ABOUT THIS EXERCISE - Where does the string "handle" appear in the records? Copy each line that holds it.

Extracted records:
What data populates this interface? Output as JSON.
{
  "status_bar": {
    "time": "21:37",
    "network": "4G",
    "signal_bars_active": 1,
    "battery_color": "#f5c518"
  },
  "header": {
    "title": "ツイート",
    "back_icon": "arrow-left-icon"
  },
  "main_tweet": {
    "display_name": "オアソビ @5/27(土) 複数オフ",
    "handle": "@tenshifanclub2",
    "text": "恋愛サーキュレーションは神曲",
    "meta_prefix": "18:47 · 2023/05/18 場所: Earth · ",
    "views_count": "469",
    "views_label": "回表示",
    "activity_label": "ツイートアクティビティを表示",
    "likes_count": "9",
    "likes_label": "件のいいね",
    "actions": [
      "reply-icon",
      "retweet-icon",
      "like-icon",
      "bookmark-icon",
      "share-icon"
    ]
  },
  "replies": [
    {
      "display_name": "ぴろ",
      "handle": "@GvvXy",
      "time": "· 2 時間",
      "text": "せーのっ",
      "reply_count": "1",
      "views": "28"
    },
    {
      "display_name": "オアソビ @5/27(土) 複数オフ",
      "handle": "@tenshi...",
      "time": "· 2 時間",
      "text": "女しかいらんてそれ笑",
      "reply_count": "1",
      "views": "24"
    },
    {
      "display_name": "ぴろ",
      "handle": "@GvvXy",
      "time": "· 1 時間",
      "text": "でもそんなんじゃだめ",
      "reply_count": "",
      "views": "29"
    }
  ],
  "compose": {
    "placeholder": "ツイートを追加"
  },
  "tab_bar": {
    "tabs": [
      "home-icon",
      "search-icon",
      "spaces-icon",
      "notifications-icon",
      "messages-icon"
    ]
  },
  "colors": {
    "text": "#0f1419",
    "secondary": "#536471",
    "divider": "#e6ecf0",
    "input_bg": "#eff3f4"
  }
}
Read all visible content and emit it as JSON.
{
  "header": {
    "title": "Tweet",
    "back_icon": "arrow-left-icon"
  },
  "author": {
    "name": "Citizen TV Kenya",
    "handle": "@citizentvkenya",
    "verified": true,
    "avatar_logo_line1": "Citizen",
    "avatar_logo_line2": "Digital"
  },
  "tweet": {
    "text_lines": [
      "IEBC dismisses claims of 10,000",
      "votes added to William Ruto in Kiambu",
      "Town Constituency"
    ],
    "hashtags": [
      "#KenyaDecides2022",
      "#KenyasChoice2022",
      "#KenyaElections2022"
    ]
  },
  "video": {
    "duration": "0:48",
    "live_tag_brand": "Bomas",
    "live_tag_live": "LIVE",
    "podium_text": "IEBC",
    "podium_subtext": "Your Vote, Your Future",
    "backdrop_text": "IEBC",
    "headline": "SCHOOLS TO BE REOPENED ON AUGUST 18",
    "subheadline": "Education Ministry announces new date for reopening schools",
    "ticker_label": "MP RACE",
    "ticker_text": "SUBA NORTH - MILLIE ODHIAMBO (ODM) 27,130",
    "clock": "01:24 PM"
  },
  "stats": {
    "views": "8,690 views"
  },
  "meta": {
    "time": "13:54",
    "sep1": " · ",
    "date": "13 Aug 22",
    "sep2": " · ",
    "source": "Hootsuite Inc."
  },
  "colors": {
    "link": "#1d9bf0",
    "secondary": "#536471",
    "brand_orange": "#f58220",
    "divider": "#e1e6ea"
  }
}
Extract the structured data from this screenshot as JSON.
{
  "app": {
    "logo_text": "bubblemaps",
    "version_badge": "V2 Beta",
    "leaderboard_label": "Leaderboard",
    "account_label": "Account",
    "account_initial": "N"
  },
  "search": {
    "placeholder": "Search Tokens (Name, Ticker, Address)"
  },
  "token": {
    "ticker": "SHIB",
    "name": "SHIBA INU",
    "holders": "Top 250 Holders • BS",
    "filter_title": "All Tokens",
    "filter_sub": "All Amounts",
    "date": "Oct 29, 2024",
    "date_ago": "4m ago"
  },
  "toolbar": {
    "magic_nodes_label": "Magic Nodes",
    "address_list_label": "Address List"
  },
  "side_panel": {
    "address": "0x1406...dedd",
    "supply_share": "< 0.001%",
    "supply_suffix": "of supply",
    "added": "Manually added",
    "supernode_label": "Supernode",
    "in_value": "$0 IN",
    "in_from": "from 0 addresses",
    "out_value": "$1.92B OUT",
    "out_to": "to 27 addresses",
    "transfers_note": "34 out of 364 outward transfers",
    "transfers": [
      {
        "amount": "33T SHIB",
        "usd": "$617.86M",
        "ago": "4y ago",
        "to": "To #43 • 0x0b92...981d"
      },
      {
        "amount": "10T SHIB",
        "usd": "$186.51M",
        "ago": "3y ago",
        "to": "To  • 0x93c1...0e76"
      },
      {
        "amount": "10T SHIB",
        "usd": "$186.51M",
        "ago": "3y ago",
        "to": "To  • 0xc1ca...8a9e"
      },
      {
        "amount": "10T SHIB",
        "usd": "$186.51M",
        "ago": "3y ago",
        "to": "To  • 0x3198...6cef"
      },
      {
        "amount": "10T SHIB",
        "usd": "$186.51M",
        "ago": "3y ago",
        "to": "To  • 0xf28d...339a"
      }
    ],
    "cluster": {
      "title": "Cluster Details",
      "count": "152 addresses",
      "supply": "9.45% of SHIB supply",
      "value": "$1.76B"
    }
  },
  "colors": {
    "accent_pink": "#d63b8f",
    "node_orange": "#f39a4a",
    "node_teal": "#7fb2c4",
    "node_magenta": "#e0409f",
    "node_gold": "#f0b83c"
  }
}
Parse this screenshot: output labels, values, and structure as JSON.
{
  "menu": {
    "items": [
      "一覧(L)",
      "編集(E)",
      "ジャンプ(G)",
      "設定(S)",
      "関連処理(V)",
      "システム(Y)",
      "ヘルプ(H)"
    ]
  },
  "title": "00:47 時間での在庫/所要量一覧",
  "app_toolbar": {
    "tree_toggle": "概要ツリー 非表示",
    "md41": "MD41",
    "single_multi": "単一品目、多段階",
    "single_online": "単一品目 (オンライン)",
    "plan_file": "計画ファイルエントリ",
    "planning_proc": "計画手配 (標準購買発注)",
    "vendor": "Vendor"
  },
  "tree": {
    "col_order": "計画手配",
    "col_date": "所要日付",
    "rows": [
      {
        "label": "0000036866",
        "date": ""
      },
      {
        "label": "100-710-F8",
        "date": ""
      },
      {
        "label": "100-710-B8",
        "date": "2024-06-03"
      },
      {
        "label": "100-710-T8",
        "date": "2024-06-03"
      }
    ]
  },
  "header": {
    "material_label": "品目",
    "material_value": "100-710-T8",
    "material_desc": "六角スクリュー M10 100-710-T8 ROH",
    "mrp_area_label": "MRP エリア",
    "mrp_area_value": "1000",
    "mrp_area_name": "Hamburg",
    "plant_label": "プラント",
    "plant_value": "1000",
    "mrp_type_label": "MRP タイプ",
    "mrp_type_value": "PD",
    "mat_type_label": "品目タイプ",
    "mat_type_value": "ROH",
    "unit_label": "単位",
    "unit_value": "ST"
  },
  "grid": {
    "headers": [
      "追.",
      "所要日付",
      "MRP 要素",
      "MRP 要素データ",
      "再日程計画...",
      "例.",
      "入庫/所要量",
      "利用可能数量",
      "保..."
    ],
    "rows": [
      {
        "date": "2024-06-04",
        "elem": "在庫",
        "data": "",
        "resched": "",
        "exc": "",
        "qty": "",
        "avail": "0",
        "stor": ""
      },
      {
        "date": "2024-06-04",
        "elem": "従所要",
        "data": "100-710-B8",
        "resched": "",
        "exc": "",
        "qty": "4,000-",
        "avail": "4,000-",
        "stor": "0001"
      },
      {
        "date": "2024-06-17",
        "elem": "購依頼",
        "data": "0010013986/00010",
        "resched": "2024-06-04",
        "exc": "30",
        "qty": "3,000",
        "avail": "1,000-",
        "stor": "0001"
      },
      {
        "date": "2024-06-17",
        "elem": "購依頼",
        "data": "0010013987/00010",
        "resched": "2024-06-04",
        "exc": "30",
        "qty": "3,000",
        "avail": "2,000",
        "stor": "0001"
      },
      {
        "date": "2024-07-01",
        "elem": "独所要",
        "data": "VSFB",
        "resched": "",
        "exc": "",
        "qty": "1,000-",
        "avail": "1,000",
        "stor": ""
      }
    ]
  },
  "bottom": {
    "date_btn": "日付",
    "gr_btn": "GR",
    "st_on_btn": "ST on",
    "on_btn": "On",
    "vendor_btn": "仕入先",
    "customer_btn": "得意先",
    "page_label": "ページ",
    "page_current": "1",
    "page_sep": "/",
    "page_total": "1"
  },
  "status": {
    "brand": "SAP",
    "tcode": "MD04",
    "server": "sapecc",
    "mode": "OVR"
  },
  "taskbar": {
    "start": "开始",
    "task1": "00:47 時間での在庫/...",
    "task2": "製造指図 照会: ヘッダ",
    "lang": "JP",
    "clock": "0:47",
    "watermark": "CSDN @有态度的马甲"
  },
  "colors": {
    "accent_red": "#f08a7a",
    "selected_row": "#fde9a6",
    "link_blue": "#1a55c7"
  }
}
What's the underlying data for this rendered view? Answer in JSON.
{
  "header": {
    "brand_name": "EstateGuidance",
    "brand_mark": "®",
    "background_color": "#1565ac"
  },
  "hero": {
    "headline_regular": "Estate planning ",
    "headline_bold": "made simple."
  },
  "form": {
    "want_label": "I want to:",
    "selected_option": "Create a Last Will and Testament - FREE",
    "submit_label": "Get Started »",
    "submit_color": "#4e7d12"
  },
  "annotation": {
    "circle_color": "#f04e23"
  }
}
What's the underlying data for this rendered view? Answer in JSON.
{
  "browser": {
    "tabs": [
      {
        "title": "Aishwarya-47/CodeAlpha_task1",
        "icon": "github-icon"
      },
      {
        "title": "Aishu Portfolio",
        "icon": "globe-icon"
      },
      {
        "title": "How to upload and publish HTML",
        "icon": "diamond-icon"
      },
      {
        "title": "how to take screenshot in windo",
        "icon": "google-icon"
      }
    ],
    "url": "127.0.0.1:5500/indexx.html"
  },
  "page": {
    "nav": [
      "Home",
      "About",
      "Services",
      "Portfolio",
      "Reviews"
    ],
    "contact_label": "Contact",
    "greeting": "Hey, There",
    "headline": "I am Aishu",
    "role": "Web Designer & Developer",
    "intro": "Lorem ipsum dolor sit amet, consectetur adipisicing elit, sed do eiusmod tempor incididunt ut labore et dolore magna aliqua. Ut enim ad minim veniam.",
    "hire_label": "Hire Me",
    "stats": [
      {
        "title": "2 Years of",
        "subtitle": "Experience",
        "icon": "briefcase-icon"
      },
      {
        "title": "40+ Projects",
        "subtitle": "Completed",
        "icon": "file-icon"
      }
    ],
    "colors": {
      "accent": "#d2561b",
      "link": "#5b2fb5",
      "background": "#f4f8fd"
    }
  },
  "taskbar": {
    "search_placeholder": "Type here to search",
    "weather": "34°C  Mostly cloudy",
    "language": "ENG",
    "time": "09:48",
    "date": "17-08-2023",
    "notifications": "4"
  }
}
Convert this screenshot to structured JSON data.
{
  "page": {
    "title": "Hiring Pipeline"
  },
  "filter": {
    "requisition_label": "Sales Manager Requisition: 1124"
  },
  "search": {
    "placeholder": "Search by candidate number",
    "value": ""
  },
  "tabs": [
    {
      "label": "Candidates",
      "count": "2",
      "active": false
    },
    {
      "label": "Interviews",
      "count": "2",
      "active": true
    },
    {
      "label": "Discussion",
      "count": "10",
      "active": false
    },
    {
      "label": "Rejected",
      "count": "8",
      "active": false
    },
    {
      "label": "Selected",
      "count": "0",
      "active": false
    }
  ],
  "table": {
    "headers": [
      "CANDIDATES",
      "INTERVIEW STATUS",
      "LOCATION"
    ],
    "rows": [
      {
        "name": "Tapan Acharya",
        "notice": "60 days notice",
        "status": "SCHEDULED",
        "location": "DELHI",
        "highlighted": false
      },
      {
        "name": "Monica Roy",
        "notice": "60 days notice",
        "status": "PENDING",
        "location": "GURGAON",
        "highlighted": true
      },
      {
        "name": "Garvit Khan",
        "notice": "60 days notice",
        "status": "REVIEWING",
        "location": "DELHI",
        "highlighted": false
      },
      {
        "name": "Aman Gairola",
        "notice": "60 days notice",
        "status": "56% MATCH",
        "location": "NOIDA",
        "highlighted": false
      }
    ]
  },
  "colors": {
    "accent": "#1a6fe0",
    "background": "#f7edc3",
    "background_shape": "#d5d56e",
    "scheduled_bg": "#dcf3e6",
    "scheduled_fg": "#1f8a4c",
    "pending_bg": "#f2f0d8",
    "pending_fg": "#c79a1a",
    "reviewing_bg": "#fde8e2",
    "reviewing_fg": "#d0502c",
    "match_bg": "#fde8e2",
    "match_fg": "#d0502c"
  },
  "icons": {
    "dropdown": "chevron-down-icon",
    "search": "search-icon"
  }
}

ANSWER SPACE -
    "handle": "@tenshifanclub2",
      "handle": "@GvvXy",
      "handle": "@tenshi...",
      "handle": "@GvvXy",
    "handle": "@citizentvkenya",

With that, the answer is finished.